*WHAT THIS TASK INVOLVES*
Output the data as it stands. Each line must match exactly.

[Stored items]
• • • • •

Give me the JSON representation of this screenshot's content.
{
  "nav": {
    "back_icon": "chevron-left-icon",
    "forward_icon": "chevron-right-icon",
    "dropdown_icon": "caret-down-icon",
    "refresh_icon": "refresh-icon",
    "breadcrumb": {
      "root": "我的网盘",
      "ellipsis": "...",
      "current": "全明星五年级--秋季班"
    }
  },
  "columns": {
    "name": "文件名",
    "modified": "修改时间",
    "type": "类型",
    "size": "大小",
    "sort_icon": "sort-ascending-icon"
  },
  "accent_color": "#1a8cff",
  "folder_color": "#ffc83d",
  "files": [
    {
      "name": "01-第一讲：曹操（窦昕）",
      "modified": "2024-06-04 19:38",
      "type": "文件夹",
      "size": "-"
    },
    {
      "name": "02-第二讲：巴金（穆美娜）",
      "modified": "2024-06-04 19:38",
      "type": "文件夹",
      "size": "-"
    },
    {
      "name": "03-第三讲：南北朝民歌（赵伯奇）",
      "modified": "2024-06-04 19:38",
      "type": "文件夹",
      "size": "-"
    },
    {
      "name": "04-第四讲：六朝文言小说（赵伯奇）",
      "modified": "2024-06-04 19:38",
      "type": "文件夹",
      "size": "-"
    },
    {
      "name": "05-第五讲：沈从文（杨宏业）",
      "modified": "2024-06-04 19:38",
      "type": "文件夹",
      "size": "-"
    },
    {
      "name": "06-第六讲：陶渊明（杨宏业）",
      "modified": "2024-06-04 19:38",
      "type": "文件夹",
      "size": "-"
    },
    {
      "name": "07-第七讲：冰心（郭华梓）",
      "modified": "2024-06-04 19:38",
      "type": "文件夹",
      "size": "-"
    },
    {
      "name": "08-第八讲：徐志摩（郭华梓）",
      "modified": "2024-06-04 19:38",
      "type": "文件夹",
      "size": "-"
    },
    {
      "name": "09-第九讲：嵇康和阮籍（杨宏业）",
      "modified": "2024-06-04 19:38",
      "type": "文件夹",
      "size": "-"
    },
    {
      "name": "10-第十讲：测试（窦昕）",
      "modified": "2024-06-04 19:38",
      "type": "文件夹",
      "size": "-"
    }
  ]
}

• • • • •

*EXPECTED ANSWER*
Give me the JSON representation of this screenshot's content.
{
  "nav": {
    "back_icon": "chevron-left-icon",
    "forward_icon": "chevron-right-icon",
    "dropdown_icon": "caret-down-icon",
    "refresh_icon": "refresh-icon",
    "breadcrumb": {
      "root": "我的网盘",
      "ellipsis": "...",
      "current": "全明星五年级--秋季班"
    }
  },
  "columns": {
    "name": "文件名",
    "modified": "修改时间",
    "type": "类型",
    "size": "大小",
    "sort_icon": "sort-ascending-icon"
  },
  "accent_color": "#1a8cff",
  "folder_color": "#ffc83d",
  "files": [
    {
      "name": "01-第一讲：曹操（窦昕）",
      "modified": "2024-06-04 19:38",
      "type": "文件夹",
      "size": "-"
    },
    {
      "name": "02-第二讲：巴金（穆美娜）",
      "modified": "2024-06-04 19:38",
      "type": "文件夹",
      "size": "-"
    },
    {
      "name": "03-第三讲：南北朝民歌（赵伯奇）",
      "modified": "2024-06-04 19:38",
      "type": "文件夹",
      "size": "-"
    },
    {
      "name": "04-第四讲：六朝文言小说（赵伯奇）",
      "modified": "2024-06-04 19:38",
      "type": "文件夹",
      "size": "-"
    },
    {
      "name": "05-第五讲：沈从文（杨宏业）",
      "modified": "2024-06-04 19:38",
      "type": "文件夹",
      "size": "-"
    },
    {
      "name": "06-第六讲：陶渊明（杨宏业）",
      "modified": "2024-06-04 19:38",
      "type": "文件夹",
      "size": "-"
    },
    {
      "name": "07-第七讲：冰心（郭华梓）",
      "modified": "2024-06-04 19:38",
      "type": "文件夹",
      "size": "-"
    },
    {
      "name": "08-第八讲：徐志摩（郭华梓）",
      "modified": "2024-06-04 19:38",
      "type": "文件夹",
      "size": "-"
    },
    {
      "name": "09-第九讲：嵇康和阮籍（杨宏业）",
      "modified": "2024-06-04 19:38",
      "type": "文件夹",
      "size": "-"
    },
    {
      "name": "10-第十讲：测试（窦昕）",
      "modified": "2024-06-04 19:38",
      "type": "文件夹",
      "size": "-"
    }
  ]
}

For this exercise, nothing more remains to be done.